How to complete this task: Reproduce the entire listing below verbatim.
+++++
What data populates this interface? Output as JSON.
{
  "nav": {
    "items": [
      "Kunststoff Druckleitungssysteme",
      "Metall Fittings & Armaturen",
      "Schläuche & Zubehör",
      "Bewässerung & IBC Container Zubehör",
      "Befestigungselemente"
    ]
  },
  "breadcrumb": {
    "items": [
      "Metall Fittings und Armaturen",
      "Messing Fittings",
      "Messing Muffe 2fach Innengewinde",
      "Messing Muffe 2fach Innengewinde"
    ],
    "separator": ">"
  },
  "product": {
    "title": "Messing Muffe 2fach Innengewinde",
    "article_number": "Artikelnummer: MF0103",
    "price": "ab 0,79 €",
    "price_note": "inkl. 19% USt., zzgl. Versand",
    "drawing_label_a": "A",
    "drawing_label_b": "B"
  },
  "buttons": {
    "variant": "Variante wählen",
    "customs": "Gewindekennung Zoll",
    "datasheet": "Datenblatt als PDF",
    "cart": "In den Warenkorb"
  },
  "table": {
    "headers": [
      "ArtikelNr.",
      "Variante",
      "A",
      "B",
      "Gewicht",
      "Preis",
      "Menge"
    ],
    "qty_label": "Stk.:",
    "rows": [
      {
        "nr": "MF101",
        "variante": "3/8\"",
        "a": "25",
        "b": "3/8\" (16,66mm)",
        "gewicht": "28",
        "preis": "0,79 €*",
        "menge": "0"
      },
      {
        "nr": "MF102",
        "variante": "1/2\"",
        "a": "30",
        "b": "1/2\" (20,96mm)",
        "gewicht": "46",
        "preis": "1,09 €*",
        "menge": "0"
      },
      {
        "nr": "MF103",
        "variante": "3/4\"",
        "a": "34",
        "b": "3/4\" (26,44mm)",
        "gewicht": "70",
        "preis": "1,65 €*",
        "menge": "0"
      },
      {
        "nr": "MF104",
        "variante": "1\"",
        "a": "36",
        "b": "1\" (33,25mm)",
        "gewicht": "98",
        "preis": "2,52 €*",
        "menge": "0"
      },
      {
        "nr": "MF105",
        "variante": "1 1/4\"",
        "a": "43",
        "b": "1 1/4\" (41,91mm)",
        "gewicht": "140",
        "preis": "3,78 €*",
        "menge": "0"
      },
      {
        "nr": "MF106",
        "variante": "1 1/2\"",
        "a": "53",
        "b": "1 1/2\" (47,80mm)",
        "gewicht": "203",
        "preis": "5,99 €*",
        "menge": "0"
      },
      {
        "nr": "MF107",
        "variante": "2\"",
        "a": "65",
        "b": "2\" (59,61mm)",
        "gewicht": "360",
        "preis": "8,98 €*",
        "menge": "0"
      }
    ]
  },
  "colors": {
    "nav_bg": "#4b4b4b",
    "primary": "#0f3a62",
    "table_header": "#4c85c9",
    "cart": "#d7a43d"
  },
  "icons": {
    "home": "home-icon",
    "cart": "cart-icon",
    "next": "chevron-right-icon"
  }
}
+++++
Answer for the task:
What data populates this interface? Output as JSON.
{
  "nav": {
    "items": [
      "Kunststoff Druckleitungssysteme",
      "Metall Fittings & Armaturen",
      "Schläuche & Zubehör",
      "Bewässerung & IBC Container Zubehör",
      "Befestigungselemente"
    ]
  },
  "breadcrumb": {
    "items": [
      "Metall Fittings und Armaturen",
      "Messing Fittings",
      "Messing Muffe 2fach Innengewinde",
      "Messing Muffe 2fach Innengewinde"
    ],
    "separator": ">"
  },
  "product": {
    "title": "Messing Muffe 2fach Innengewinde",
    "article_number": "Artikelnummer: MF0103",
    "price": "ab 0,79 €",
    "price_note": "inkl. 19% USt., zzgl. Versand",
    "drawing_label_a": "A",
    "drawing_label_b": "B"
  },
  "buttons": {
    "variant": "Variante wählen",
    "customs": "Gewindekennung Zoll",
    "datasheet": "Datenblatt als PDF",
    "cart": "In den Warenkorb"
  },
  "table": {
    "headers": [
      "ArtikelNr.",
      "Variante",
      "A",
      "B",
      "Gewicht",
      "Preis",
      "Menge"
    ],
    "qty_label": "Stk.:",
    "rows": [
      {
        "nr": "MF101",
        "variante": "3/8\"",
        "a": "25",
        "b": "3/8\" (16,66mm)",
        "gewicht": "28",
        "preis": "0,79 €*",
        "menge": "0"
      },
      {
        "nr": "MF102",
        "variante": "1/2\"",
        "a": "30",
        "b": "1/2\" (20,96mm)",
        "gewicht": "46",
        "preis": "1,09 €*",
        "menge": "0"
      },
      {
        "nr": "MF103",
        "variante": "3/4\"",
        "a": "34",
        "b": "3/4\" (26,44mm)",
        "gewicht": "70",
        "preis": "1,65 €*",
        "menge": "0"
      },
      {
        "nr": "MF104",
        "variante": "1\"",
        "a": "36",
        "b": "1\" (33,25mm)",
        "gewicht": "98",
        "preis": "2,52 €*",
        "menge": "0"
      },
      {
        "nr": "MF105",
        "variante": "1 1/4\"",
        "a": "43",
        "b": "1 1/4\" (41,91mm)",
        "gewicht": "140",
        "preis": "3,78 €*",
        "menge": "0"
      },
      {
        "nr": "MF106",
        "variante": "1 1/2\"",
        "a": "53",
        "b": "1 1/2\" (47,80mm)",
        "gewicht": "203",
        "preis": "5,99 €*",
        "menge": "0"
      },
      {
        "nr": "MF107",
        "variante": "2\"",
        "a": "65",
        "b": "2\" (59,61mm)",
        "gewicht": "360",
        "preis": "8,98 €*",
        "menge": "0"
      }
    ]
  },
  "colors": {
    "nav_bg": "#4b4b4b",
    "primary": "#0f3a62",
    "table_header": "#4c85c9",
    "cart": "#d7a43d"
  },
  "icons": {
    "home": "home-icon",
    "cart": "cart-icon",
    "next": "chevron-right-icon"
  }
}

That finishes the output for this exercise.